Component data from apps and pages:
◇ ◇ ◇

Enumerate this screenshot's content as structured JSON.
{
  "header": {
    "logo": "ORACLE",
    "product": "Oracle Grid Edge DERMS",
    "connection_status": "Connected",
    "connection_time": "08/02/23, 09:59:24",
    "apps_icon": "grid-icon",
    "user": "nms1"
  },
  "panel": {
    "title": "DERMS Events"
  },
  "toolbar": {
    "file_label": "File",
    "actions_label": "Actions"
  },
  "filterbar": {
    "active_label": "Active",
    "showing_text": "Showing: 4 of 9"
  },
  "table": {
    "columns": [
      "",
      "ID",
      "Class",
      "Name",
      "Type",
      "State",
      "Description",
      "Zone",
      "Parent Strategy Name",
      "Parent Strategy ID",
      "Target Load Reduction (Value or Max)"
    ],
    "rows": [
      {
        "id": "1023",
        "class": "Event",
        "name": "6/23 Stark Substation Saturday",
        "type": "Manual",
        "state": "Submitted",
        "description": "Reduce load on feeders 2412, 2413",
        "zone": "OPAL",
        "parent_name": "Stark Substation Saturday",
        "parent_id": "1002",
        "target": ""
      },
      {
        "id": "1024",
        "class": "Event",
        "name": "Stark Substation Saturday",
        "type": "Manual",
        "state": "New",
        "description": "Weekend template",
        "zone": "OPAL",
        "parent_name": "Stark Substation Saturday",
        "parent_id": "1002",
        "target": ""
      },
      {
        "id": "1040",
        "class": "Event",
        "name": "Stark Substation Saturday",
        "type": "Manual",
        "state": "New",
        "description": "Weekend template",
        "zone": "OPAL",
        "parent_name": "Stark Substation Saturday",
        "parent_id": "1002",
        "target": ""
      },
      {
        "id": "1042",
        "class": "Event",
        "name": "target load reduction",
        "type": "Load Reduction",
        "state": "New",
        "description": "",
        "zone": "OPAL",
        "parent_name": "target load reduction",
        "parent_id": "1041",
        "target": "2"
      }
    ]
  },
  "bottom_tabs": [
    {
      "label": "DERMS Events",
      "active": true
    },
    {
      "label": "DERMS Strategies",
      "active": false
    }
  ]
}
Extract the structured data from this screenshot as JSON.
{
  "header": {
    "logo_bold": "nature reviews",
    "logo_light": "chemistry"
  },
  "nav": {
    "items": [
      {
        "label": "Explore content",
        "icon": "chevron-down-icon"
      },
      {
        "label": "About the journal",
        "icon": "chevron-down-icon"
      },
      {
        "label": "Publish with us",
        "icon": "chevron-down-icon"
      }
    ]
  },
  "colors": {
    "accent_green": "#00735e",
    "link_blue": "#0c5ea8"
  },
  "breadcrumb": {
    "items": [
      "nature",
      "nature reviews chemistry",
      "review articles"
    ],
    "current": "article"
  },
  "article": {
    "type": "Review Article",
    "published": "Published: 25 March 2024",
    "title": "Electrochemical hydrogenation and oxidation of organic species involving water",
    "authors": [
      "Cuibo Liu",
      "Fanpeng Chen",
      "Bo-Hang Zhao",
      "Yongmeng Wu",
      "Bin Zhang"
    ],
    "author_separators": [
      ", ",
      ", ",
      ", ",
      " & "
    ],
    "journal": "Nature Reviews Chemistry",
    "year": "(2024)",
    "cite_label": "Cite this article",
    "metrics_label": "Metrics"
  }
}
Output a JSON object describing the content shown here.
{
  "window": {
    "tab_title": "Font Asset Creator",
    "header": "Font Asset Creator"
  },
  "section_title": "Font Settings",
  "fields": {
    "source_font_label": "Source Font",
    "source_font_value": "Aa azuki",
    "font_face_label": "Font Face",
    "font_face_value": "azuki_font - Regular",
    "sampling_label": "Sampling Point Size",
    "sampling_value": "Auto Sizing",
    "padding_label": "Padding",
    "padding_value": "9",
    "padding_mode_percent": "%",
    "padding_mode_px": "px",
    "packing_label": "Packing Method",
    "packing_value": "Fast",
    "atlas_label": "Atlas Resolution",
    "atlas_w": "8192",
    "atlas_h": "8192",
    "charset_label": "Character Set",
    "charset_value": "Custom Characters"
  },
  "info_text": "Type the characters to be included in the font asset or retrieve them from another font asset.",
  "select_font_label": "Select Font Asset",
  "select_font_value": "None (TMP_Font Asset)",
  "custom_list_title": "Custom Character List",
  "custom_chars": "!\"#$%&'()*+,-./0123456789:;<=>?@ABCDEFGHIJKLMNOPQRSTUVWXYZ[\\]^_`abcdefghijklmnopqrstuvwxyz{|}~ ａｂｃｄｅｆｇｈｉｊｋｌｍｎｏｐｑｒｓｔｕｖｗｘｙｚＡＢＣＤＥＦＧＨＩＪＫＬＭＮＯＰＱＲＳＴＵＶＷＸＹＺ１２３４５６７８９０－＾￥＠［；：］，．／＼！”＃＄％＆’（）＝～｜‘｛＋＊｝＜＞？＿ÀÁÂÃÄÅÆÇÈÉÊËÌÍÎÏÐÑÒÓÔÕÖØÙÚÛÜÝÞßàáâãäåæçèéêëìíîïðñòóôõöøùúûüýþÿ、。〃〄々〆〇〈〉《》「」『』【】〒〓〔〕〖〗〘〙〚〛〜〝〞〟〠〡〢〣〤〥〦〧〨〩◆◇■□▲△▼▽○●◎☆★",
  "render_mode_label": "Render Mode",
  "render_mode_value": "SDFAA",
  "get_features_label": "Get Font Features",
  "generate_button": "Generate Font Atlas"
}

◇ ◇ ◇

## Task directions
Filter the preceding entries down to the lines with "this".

## Result
Enumerate this screenshot's content as structured JSON.
Extract the structured data from this screenshot as JSON.
    "cite_label": "Cite this article",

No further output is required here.